x Abu Dhabi, UAEFriday 28 July 2017

Freelancer Flintoff pulls down shutters without a play

Strauss, the England captain, pays tribute to retiring all-rounder, who now lives in Dubai and had planned to carry on playing as a one-day specialist.

England have lost the services of the "ultimate impact cricketer", according to Andrew Strauss, their captain, after Andrew Flintoff confirmed his retirement from all forms of cricket yesterday. Flintoff, the all-rounder who has not played since the 2009 Ashes finale at The Oval in London, announced in a statement that he had "no alternative" but to give up the game because of a chronic knee injury. "The decision to end my career came [on Wednesday] after consultation with medical advisers," the 32-year-old said.

"I was told that the problems I have been trying to overcome in rehab for the last year following the latest in a series of operations would not recover sufficiently to allow a comeback. Having been told that my body would no longer stand up to the rigours of cricket, I had no alternative but to retire. "I will now be taking a break before deciding which future direction to take." Flintoff, who now lives in Dubai and has been hired as a "sports ambassador" for the emirate, had planned to carry on playing as a one-day specialist, after undergoing arthroscopy and micro-fracture surgery to his right knee in 2009.

He remained optimistic as recently as three weeks ago, when he said he hoped to play for Queensland in Australia's Twenty20 Big Bash in January, and was even planning further into the future. "More important is Lancashire [his home English county] next year," he told Sky Sports. The powerful Lancastrian had been expecting to travel the world playing as a hired hand in lucrative T20 tournaments. However, the man who first coined the phrase "freelance cricketer" never actually got back on to the field after he first used the term.

Ironically, given the absence of their pre-eminent one-day player, England's limited-overs fortunes have moved on apace without him. They won the World T20 title in the West Indies earlier this year, and the 50-over side have now reached No 2 in the International Cricket Council rankings. However, Strauss believes Flintoff's retirement is still a major loss to the game. "The impact he has had on English cricket has been immense," Strauss was quoted as saying at yesterday's captain's press conference ahead of today's one-day international match against Pakistan.

"[England's 2005 Ashes victory] was his zenith. But he was always the ultimate impact cricketer, somebody who on so many occasions stepped up to the plate. "He would put his body on the line on flat wickets when other bowlers were maybe starting to struggle. Because of the way he bowled, and what he put into it, it was probably not as easy for him to get seven-fors and eight-fors. "But if you talked to other players around the world, they would always say Andrew was one of the bowlers they least wanted to face - because he could be so hostile.

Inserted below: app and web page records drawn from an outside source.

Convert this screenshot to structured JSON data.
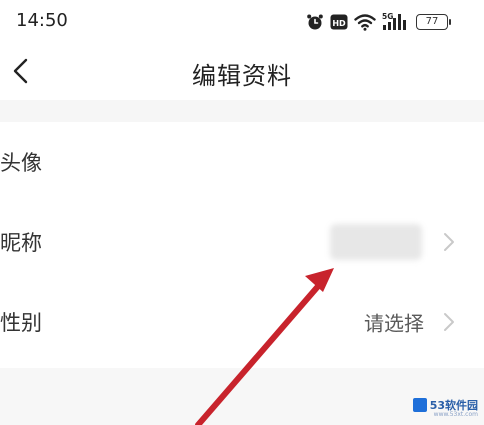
{
  "status_bar": {
    "time": "14:50",
    "network": "5G",
    "hd_badge": "HD",
    "battery": "77",
    "icons": [
      "alarm-icon",
      "hd-icon",
      "wifi-icon",
      "signal-icon",
      "battery-icon"
    ]
  },
  "nav": {
    "back_icon": "chevron-left-icon",
    "title": "编辑资料"
  },
  "form": {
    "rows": [
      {
        "label": "头像",
        "value": ""
      },
      {
        "label": "昵称",
        "value": ""
      },
      {
        "label": "性别",
        "value": "请选择"
      }
    ]
  },
  "annotation": {
    "arrow_color": "#c8232c"
  },
  "watermark": {
    "text": "53软件园",
    "sub": "www.53xt.com"
  },
  "colors": {
    "background": "#ffffff",
    "section_gap": "#f6f6f6",
    "label": "#333333",
    "placeholder": "#5a5a5a",
    "chevron": "#c9c9c9"
  }
}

"We are all striving to gain the respect of our peers. Andrew certainly did that." Flintoff's injury problems stemmed from the hefty workload he was always too willing to bear, as Strauss suggested. For example, when he was captain of England's Test side in 2006, he bowled himself for an exhaustive 51 overs in the last innings in an ultimately unsuccessful attempt to force a win over Sri Lanka. Not longer after, the all-rounder was forced to undergo surgery on his ankle. Graeme Swann, the England off-spinner, echoed Strauss's words. "It is a shame because any team with [Flintoff] in is a better side for it and it is a shame for everyone involved with English cricket," he was quoted as saying yesterday. "He changed the face of cricket in England because he is the first real celebrity we've had for a while." @Email:pradley@thenational.ae

The England player will be remembered for his brilliance but setbacks as well: Highs: 1998 Dismisses Jacques Kallis, South Africa's legend, on Test debut at Trent Bridge. 1999 Scores fifty in one-day international (ODI) debut against Pakistan in Sharjah. 2002 Scores first Test century - 137 against New Zealand at Christchurch. 2005 Man of the series for performances with bat and ball in the Ashes. Scores 402 runs at an average of more than 40, as well as taking 24 wickets. Later named ICC Cricketer of the Year, alongside Kallis. 2006 Captains his country for the first time in India. 2009 Picks up his first hat-trick, against West Indies in St Lucia, in his last one-day international for England. 2009 Signs for IPL side the Chennai Super Kings, becoming the most expensive player in world cricket, for US$1.55 million (Dh5.69m). 2009 Helps England regain the Ashes, with a five-for at Lord's at The Oval. Lows 1999 Forced to return from England's tour of South Africa after breaking a foot. 2002 Undergoes hernia operation; dismissed for a pair against India at Headingley. 2005 Flies home from South Africa, requiring an operation on his left ankle. 2007 Stripped of England vice-captaincy, after falling off a pedalo while drunk at the World Cup in West Indies. 2009 Returns home early from IPL, needing surgery on a torn miniscus on his right knee. * Compiled by John Trotter